Page and application data records

-- -- --

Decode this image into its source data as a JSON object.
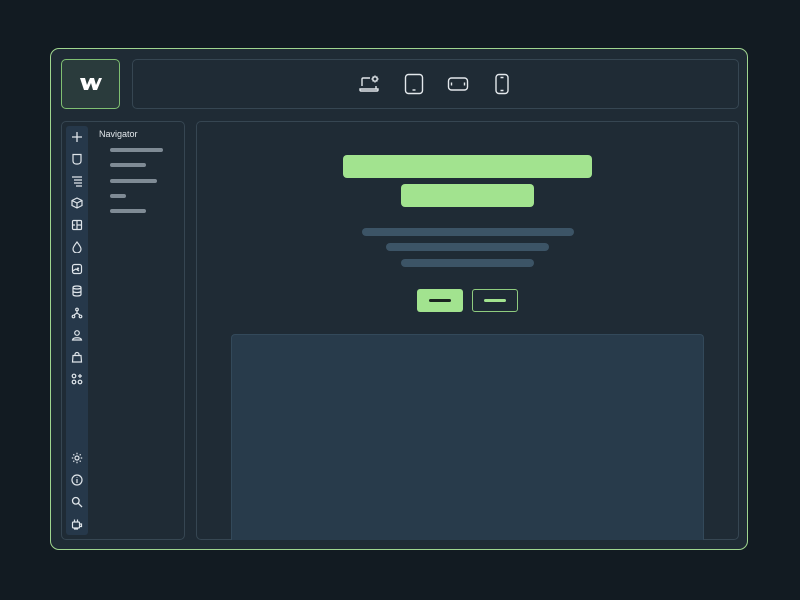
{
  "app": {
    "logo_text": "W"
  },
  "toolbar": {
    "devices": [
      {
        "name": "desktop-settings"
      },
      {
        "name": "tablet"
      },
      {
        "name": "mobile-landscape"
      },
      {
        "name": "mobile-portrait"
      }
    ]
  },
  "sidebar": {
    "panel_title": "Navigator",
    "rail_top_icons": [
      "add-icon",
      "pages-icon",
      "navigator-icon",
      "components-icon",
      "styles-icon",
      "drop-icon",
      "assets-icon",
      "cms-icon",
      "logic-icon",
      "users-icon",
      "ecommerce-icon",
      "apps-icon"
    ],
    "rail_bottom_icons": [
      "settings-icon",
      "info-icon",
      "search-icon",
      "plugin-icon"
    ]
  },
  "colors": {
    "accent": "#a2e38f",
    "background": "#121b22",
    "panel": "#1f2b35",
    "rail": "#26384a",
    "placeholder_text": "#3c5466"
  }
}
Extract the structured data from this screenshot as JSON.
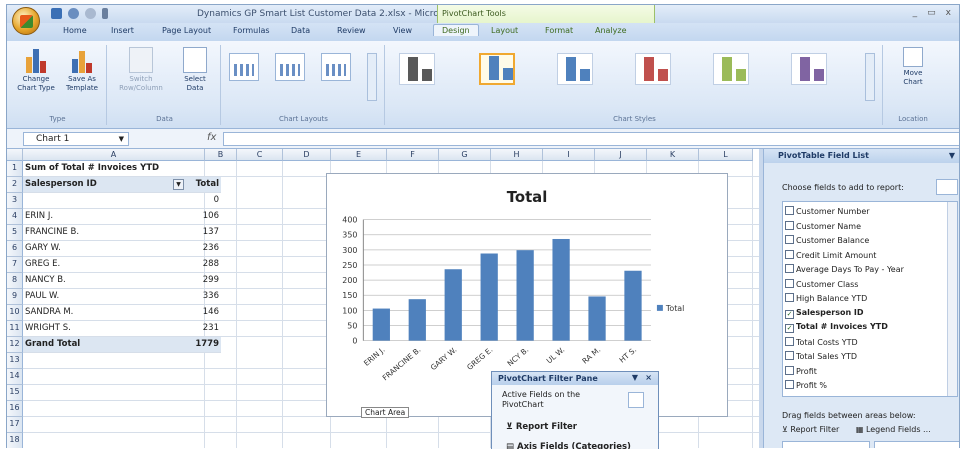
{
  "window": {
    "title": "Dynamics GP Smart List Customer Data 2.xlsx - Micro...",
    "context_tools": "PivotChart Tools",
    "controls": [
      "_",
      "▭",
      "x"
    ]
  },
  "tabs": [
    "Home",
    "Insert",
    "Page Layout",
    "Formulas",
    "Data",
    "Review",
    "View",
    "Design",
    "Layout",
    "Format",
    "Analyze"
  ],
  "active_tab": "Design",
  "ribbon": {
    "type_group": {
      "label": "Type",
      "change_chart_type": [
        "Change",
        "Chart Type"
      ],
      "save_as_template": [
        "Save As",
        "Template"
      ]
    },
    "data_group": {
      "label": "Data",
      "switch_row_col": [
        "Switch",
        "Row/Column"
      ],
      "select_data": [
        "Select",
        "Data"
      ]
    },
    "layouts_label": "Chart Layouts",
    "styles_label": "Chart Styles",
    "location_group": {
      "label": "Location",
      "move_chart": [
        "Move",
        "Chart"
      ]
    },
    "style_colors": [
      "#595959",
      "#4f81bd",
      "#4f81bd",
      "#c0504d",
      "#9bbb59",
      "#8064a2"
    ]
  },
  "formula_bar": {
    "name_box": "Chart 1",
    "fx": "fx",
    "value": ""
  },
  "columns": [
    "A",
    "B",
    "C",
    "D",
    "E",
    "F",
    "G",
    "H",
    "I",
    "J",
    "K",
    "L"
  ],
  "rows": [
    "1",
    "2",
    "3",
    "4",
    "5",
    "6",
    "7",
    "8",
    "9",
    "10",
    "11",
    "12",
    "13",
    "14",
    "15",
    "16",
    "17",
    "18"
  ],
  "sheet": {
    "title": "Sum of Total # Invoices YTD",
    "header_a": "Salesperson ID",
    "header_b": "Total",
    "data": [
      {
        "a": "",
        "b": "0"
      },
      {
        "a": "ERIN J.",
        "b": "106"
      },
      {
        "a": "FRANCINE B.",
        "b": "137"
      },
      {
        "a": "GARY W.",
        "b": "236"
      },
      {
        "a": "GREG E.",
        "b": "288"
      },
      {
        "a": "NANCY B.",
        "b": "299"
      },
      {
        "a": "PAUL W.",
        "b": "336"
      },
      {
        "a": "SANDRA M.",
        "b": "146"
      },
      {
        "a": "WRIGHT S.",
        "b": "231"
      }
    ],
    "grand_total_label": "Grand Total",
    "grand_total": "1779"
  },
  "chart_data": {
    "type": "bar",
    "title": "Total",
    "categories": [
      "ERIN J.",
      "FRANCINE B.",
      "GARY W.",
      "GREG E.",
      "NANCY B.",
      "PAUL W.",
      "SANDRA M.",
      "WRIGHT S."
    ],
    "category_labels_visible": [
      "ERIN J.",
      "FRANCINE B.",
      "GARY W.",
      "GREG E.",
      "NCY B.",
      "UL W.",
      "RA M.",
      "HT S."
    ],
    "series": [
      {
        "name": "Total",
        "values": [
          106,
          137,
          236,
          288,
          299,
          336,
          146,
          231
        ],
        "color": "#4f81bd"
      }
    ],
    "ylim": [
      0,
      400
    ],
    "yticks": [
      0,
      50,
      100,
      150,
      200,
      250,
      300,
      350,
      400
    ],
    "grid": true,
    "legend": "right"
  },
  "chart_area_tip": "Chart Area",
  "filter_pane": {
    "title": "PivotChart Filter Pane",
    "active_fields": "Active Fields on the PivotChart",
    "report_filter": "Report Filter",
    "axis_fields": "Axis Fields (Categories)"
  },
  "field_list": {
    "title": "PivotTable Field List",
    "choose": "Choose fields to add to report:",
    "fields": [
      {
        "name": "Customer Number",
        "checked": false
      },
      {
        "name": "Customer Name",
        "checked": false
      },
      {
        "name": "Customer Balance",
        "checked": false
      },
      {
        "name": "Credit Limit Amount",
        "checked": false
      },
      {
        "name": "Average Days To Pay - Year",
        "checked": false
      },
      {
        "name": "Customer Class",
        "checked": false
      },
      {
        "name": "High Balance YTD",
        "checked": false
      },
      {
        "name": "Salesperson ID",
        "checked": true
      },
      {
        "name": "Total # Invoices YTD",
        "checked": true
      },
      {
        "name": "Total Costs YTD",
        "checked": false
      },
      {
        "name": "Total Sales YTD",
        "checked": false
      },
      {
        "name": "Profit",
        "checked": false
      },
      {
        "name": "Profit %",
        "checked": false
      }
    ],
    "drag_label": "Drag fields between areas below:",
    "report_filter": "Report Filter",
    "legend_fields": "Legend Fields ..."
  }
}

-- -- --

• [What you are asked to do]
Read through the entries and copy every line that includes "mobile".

• [Answer to this problem]
        "name": "mobile-landscape"
        "name": "mobile-portrait"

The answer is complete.